"I'm pleased I've made the change. I'm pretty happy with what I've done but I'm also happy with moving on as co-leader."
He will begin a new chapter next week when he takes his place among the back seats of Parliament's debating chamber.
"I've never been a backbencher before," he said, relishing the opportunity to focus on a narrower range of responsibilities.
His new portfolios will be determined under the new co-leader - likely to be either Kevin Hague or James Shaw - but he says he wants to maintain his deep interest in climate change and green economics.
He plans to spend more time with his young family and has a long reading list he hopes to get into now that his workload is quieter.
It is not exactly recreational reading - top of the list are reports on low-carbon growth by the OECD and the World Bank.
"I'm not a big novel reader," he said.
When Dr Norman announced his resignation in January, his colleagues appeared shell-shocked and disbelieving. But Dr Norman believed that whoever gets the top job tomorrow, "the cause is in good hands".

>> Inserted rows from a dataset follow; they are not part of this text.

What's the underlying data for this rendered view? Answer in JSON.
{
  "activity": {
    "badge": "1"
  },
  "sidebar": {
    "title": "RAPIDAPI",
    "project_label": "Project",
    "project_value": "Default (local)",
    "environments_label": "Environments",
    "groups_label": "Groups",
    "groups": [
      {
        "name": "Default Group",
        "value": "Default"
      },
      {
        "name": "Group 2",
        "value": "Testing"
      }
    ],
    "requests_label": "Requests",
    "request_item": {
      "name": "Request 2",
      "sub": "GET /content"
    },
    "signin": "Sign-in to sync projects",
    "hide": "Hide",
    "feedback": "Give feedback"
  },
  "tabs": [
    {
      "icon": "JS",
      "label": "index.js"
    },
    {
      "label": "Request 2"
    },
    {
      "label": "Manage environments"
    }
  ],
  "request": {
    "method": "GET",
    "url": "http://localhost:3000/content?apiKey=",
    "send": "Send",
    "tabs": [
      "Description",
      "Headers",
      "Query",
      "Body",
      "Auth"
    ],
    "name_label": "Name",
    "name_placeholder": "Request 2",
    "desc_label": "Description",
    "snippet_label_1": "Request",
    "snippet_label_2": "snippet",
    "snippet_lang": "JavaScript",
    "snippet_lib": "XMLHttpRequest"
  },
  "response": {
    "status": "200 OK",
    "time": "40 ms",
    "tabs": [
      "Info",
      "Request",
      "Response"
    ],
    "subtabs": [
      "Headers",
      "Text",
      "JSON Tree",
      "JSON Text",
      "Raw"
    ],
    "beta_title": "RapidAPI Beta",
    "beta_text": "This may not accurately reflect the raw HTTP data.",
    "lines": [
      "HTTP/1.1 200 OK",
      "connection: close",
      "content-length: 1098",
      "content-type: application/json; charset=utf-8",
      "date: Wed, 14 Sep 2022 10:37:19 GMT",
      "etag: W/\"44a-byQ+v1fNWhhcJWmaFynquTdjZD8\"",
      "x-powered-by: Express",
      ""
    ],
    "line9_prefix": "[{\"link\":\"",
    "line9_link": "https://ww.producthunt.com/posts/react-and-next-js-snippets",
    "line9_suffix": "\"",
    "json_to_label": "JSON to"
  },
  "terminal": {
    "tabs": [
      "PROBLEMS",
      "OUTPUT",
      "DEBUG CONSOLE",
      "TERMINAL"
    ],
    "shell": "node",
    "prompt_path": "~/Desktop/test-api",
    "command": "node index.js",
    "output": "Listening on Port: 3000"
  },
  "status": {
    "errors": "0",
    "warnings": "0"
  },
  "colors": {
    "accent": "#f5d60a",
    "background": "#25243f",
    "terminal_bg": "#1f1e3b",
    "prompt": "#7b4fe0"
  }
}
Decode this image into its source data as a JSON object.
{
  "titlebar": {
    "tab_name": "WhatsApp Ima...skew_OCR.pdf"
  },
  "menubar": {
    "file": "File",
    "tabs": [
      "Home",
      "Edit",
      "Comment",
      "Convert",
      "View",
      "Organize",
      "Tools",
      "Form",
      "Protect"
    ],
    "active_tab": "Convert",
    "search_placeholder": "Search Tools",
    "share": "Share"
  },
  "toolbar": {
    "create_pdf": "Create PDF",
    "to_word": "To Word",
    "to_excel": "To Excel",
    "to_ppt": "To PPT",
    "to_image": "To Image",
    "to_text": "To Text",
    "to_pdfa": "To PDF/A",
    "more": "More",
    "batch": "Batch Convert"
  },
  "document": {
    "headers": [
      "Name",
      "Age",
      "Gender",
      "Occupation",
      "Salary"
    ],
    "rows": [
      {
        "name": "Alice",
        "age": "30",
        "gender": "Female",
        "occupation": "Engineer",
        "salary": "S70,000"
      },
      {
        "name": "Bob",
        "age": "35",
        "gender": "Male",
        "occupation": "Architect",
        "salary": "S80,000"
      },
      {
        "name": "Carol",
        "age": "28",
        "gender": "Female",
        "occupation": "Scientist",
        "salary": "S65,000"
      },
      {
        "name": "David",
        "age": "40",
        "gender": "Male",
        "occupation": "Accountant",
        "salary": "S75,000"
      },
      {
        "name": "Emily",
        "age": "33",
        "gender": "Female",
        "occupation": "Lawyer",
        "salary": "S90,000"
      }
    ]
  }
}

He did not believe the Green Party needed to make a drastic change of direction after its disappointing election result.
But he said the new co-leader would need to continue the party's innovation, and would need to be able to communicate green ideas in an accessible way.
Dr Norman, 47, took on the top job in 2006 after the death of Rod Donald - the party's lowest-ever point, he said.
He steps down having helped to double the Greens' share of the party vote to 11 per cent.
During that time, the Greens have not only become more a mainstream party, but the Green economics they have preached has become more commonplace.
Dr Norman lights up when speaking about the demise of the coal industry, and the growing investment in green technology.
"So much of the world is embracing it. You know there was US$36 billion in green bonds bought last year? The tragedy is that New Zealand is not part of it."
He came into the debating chamber in 2008 warning that "oil will never be cheap again" and urging action on climate change.
This week, he finished the same way, using his final slot at Question Time to challenge the Prime Minister on the burgeoning costs of failing to cut greenhouse gas emissions.
His successor will be put in charge of new, intensified campaign on climate change which the party is expected to unveil this weekend.
Dr Norman says he has not looked beyond the next few months and helping the new co-leader settle in, and he has made "no firm decisions" on his political future.
UPS AND DOWNS
- Co-leading the Greens to more than 10 per cent of the party in successive elections.
- Helping to insulate 15 per cent of New Zealand's housing stock in joint policy with National
- Rod Donald's death in 2005 and the aftermath
- The aftermath of Donald's death: a poor election result and the party in debt
- By Isaac Davison of the New Zealand Herald